> **Aim of the exercise**
Every line of the data that includes "icon" should be copied out.
#### Dataset records ####
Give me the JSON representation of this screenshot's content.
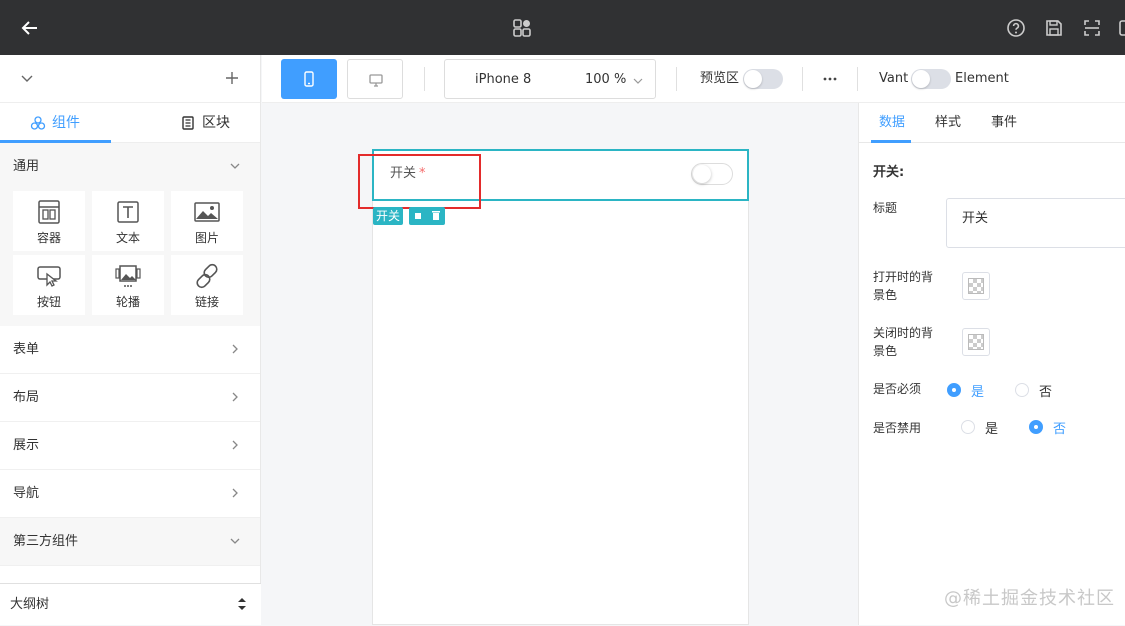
{
  "left_panel": {
    "tabs": [
      {
        "label": "组件",
        "icon": "components-icon"
      },
      {
        "label": "区块",
        "icon": "document-icon"
      }
    ],
    "groups": {
      "general": "通用",
      "form": "表单",
      "layout": "布局",
      "display": "展示",
      "nav": "导航",
      "third_party": "第三方组件"
    },
    "components": [
      {
        "label": "容器",
        "icon": "container-icon"
      },
      {
        "label": "文本",
        "icon": "text-icon"
      },
      {
        "label": "图片",
        "icon": "image-icon"
      },
      {
        "label": "按钮",
        "icon": "button-icon"
      },
      {
        "label": "轮播",
        "icon": "carousel-icon"
      },
      {
        "label": "链接",
        "icon": "link-icon"
      }
    ],
    "outline": "大纲树"
  },
  "toolbar": {
    "device_name": "iPhone 8",
    "zoom": "100 %",
    "preview_label": "预览区",
    "vant_label": "Vant",
    "element_label": "Element"
  },
  "canvas": {
    "field_label": "开关",
    "required_mark": "*",
    "tag_label": "开关"
  },
  "right_panel": {
    "tabs": [
      "数据",
      "样式",
      "事件"
    ],
    "section_title": "开关:",
    "title_label": "标题",
    "title_value": "开关",
    "open_bg_label": "打开时的背景色",
    "close_bg_label": "关闭时的背景色",
    "required_label": "是否必须",
    "disabled_label": "是否禁用",
    "yes": "是",
    "no": "否"
  },
  "watermark": "@稀土掘金技术社区",
  "colors": {
    "accent": "#409eff",
    "selection": "#2bb5c4",
    "highlight": "#e32b2b",
    "topbar": "#303133"
  }
}
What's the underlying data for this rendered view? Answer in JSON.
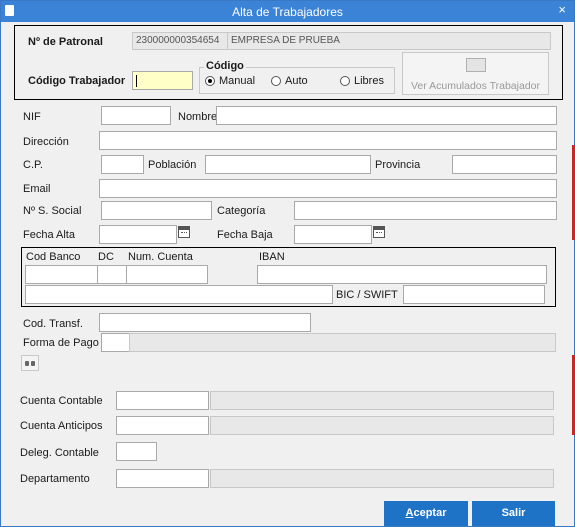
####
> **Response area**
        "icon": "components-icon"
        "icon": "document-icon"
        "icon": "container-icon"
        "icon": "text-icon"
        "icon": "image-icon"
        "icon": "button-icon"
        "icon": "carousel-icon"
        "icon": "link-icon"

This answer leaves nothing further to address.